Visually, the game uses a rather detailed artstyle somewhat resembling otome games, which are also quite often period dramas – this also applies to Markus’ design, as he could easily pass as an ikemen in an Otomate title. The setting, while fictionalized, represents XVIII-century France in a rather believable manner, with environments and various details of daily life seeming decently-researched and consistent. For history buffs, the highly-simplified version of the French Revolution, starting with the abolition of monarchy and imprisonment of the royal family, might be something of a disappointment, but it's believable-enough as its own story and gives all the necessary context for the core narrative, that is one about the relationship between Lilian and Markus. The minimalism of the story also made it possible for the few backgrounds and CGs being decently-detailed and while the game does not linger on the extravagance of the royal palace or show much of Liliane’s life before imprisonment, it gives a good-enough impression of its lavishness. And finally, the music consisting mostly of classical tunes, would not be out of place in a good TV drama set in the same period – it's nice to listen to, despite the overall sad tone and enhances the climate of the whole experience. There's even an original song that kicks in during some of the most touching moments of the story and although I usually prefer instrumental background music in VNs, this one blended in very well without taking me out of the experience.
Ultimately, The End of an Actress was a highly refreshing and satisfying experience for me, using a formula heavily under-utilized in VNs other than otome and telling a genuinely emotional, impactful story. While its clear focus on personal drama and romance will not appeal to everyone, it delivered on its promises and kept good pacing and climate all the way through. While I had a somewhat ambivalent experience reading ebi's previous period drama, Blackberry Honey, being tired of the persecution the protagonist constantly suffered through and the extremely slow story progression, here I was kept engaged by the character progression and thought-provoking ambiguity of the events. It wasn't perfect, as the romance didn't avoid a few cheesy moments and the first bad ending CG got a clearly-unintended chuckle out of me, but such details could not really undermine my overall, extremely positive impression.
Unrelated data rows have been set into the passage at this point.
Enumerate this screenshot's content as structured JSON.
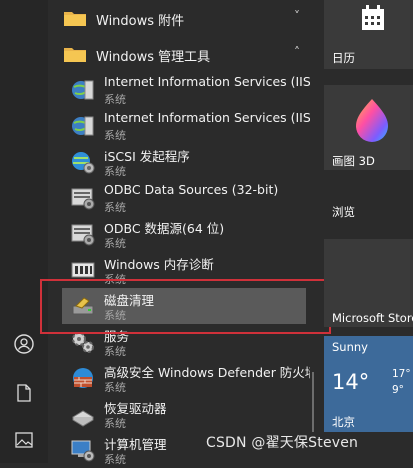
{
  "folders": [
    {
      "label": "Windows 附件",
      "chevron": "˅"
    },
    {
      "label": "Windows 管理工具",
      "chevron": "˄"
    }
  ],
  "items": [
    {
      "name": "Internet Information Services (IIS)...",
      "sub": "系统",
      "icon": "iis-icon"
    },
    {
      "name": "Internet Information Services (IIS)...",
      "sub": "系统",
      "icon": "iis-icon"
    },
    {
      "name": "iSCSI 发起程序",
      "sub": "系统",
      "icon": "globe-gear-icon"
    },
    {
      "name": "ODBC Data Sources (32-bit)",
      "sub": "系统",
      "icon": "odbc-icon"
    },
    {
      "name": "ODBC 数据源(64 位)",
      "sub": "系统",
      "icon": "odbc-icon"
    },
    {
      "name": "Windows 内存诊断",
      "sub": "系统",
      "icon": "memory-chip-icon"
    },
    {
      "name": "磁盘清理",
      "sub": "系统",
      "icon": "disk-cleanup-icon"
    },
    {
      "name": "服务",
      "sub": "系统",
      "icon": "gears-icon"
    },
    {
      "name": "高级安全 Windows Defender 防火墙",
      "sub": "系统",
      "icon": "firewall-icon"
    },
    {
      "name": "恢复驱动器",
      "sub": "系统",
      "icon": "recovery-drive-icon"
    },
    {
      "name": "计算机管理",
      "sub": "系统",
      "icon": "computer-management-icon"
    }
  ],
  "tiles": {
    "calendar": "日历",
    "paint3d": "画图 3D",
    "group_browse": "浏览",
    "store": "Microsoft Store",
    "weather": {
      "condition": "Sunny",
      "temp": "14°",
      "high": "17°",
      "low": "9°",
      "city": "北京"
    }
  },
  "watermark": "CSDN @翟天保Steven",
  "colors": {
    "accent_red": "#d0313a",
    "selected_bg": "#5a5a5a",
    "weather_bg": "#3d6a9a"
  }
}
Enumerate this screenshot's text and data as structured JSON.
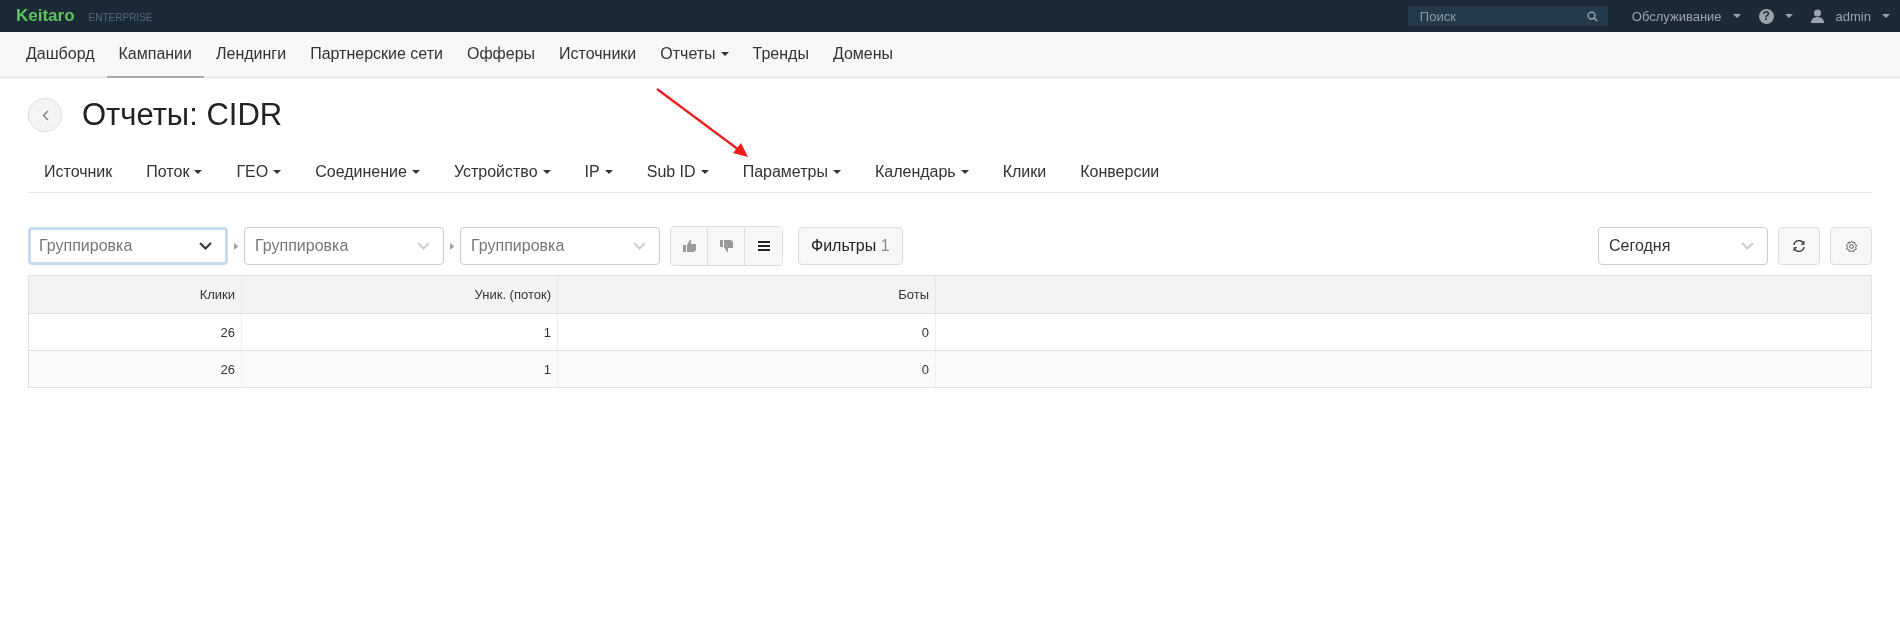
{
  "topbar": {
    "logo": "Keitaro",
    "edition": "ENTERPRISE",
    "search": {
      "placeholder": "Поиск"
    },
    "service_menu": "Обслуживание",
    "help_icon": "?",
    "user": "admin"
  },
  "nav": [
    {
      "label": "Дашборд",
      "selected": false
    },
    {
      "label": "Кампании",
      "selected": true
    },
    {
      "label": "Лендинги",
      "selected": false
    },
    {
      "label": "Партнерские сети",
      "selected": false
    },
    {
      "label": "Офферы",
      "selected": false
    },
    {
      "label": "Источники",
      "selected": false
    },
    {
      "label": "Отчеты",
      "selected": false,
      "has_caret": true
    },
    {
      "label": "Тренды",
      "selected": false
    },
    {
      "label": "Домены",
      "selected": false
    }
  ],
  "title": "Отчеты: CIDR",
  "report_tabs": [
    {
      "label": "Источник",
      "has_caret": false
    },
    {
      "label": "Поток",
      "has_caret": true
    },
    {
      "label": "ГЕО",
      "has_caret": true
    },
    {
      "label": "Соединение",
      "has_caret": true
    },
    {
      "label": "Устройство",
      "has_caret": true
    },
    {
      "label": "IP",
      "has_caret": true
    },
    {
      "label": "Sub ID",
      "has_caret": true
    },
    {
      "label": "Параметры",
      "has_caret": true
    },
    {
      "label": "Календарь",
      "has_caret": true
    },
    {
      "label": "Клики",
      "has_caret": false
    },
    {
      "label": "Конверсии",
      "has_caret": false
    }
  ],
  "groupings": [
    {
      "placeholder": "Группировка",
      "focused": true
    },
    {
      "placeholder": "Группировка",
      "focused": false
    },
    {
      "placeholder": "Группировка",
      "focused": false
    }
  ],
  "view_buttons": [
    {
      "kind": "thumbs-up",
      "selected": false
    },
    {
      "kind": "thumbs-down",
      "selected": false
    },
    {
      "kind": "list",
      "selected": true
    }
  ],
  "filters": {
    "label": "Фильтры",
    "count": "1"
  },
  "period": "Сегодня",
  "table": {
    "columns": [
      "Клики",
      "Уник. (поток)",
      "Боты"
    ],
    "rows": [
      [
        "26",
        "1",
        "0"
      ],
      [
        "26",
        "1",
        "0"
      ]
    ]
  }
}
If this kind of story is even remotely within your preference, I deeply recommend giving this VN a try – in its category, there are few better ones.
Final Rating: 4,5/5
+ An interesting, complex relationship between the main characters
+ Well-constructed quasi-historical setting
+ High-quality art
+ Climatic soundtrack
– Some endings feel similar to each other/repetitive
– The political context is only vaguely portrayed, as a background for the personal/romance drama